■ What is needed ■
The response must consist of every record, restated word for word.

--------

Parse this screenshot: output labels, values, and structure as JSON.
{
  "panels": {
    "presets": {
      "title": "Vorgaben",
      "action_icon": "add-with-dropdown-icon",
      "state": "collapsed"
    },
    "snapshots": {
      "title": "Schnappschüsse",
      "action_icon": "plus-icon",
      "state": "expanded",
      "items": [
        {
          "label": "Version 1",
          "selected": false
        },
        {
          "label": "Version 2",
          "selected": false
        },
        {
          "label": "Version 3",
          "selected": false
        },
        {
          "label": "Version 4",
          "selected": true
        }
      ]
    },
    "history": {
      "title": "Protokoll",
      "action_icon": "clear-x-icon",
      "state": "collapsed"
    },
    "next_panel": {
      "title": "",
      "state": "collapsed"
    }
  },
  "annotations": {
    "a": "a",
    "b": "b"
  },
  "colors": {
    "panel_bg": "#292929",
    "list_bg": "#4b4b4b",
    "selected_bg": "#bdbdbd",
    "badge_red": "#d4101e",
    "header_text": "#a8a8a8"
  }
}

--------

■ Result of this task ■
Parse this screenshot: output labels, values, and structure as JSON.
{
  "panels": {
    "presets": {
      "title": "Vorgaben",
      "action_icon": "add-with-dropdown-icon",
      "state": "collapsed"
    },
    "snapshots": {
      "title": "Schnappschüsse",
      "action_icon": "plus-icon",
      "state": "expanded",
      "items": [
        {
          "label": "Version 1",
          "selected": false
        },
        {
          "label": "Version 2",
          "selected": false
        },
        {
          "label": "Version 3",
          "selected": false
        },
        {
          "label": "Version 4",
          "selected": true
        }
      ]
    },
    "history": {
      "title": "Protokoll",
      "action_icon": "clear-x-icon",
      "state": "collapsed"
    },
    "next_panel": {
      "title": "",
      "state": "collapsed"
    }
  },
  "annotations": {
    "a": "a",
    "b": "b"
  },
  "colors": {
    "panel_bg": "#292929",
    "list_bg": "#4b4b4b",
    "selected_bg": "#bdbdbd",
    "badge_red": "#d4101e",
    "header_text": "#a8a8a8"
  }
}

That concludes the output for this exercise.